• **How to complete this task**:
Copy out the line that contains "Convert this screenshot" and the lines after it through the final one in the entries below, exactly, with no other lines.
···
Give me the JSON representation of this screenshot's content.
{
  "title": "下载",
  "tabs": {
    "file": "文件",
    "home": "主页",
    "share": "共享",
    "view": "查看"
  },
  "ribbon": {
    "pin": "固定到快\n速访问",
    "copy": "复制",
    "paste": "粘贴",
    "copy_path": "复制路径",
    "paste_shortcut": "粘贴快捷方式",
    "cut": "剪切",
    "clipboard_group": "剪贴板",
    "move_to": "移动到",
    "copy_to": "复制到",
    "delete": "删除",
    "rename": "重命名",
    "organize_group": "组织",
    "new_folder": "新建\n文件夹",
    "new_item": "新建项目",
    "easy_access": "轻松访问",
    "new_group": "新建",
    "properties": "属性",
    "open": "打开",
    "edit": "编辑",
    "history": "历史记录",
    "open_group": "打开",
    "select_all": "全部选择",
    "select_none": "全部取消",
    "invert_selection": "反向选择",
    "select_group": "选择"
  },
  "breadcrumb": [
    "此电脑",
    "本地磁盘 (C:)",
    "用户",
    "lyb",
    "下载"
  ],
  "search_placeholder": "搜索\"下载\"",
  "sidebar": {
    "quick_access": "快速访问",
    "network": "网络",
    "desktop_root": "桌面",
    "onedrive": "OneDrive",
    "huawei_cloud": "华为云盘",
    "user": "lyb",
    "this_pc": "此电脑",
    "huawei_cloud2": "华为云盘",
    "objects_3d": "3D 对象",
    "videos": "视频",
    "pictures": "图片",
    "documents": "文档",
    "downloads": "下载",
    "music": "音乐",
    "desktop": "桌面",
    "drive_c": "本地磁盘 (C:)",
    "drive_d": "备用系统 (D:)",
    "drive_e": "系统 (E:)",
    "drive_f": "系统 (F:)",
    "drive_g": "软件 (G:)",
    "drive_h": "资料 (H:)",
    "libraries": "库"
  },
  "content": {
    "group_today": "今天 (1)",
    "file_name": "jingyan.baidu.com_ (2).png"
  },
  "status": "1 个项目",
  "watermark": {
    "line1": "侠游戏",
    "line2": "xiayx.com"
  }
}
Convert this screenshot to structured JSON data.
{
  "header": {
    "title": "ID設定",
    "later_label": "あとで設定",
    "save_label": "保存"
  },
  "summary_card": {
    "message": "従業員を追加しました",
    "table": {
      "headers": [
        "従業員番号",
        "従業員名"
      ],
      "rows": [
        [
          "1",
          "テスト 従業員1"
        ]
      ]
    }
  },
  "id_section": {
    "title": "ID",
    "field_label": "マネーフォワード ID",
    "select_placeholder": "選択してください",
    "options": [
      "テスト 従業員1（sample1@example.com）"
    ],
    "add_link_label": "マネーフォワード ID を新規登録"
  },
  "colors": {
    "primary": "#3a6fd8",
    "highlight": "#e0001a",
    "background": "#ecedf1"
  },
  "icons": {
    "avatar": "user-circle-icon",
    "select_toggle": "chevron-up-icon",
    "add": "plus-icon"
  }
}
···
• **Output for this exercise**:
Convert this screenshot to structured JSON data.
{
  "header": {
    "title": "ID設定",
    "later_label": "あとで設定",
    "save_label": "保存"
  },
  "summary_card": {
    "message": "従業員を追加しました",
    "table": {
      "headers": [
        "従業員番号",
        "従業員名"
      ],
      "rows": [
        [
          "1",
          "テスト 従業員1"
        ]
      ]
    }
  },
  "id_section": {
    "title": "ID",
    "field_label": "マネーフォワード ID",
    "select_placeholder": "選択してください",
    "options": [
      "テスト 従業員1（sample1@example.com）"
    ],
    "add_link_label": "マネーフォワード ID を新規登録"
  },
  "colors": {
    "primary": "#3a6fd8",
    "highlight": "#e0001a",
    "background": "#ecedf1"
  },
  "icons": {
    "avatar": "user-circle-icon",
    "select_toggle": "chevron-up-icon",
    "add": "plus-icon"
  }
}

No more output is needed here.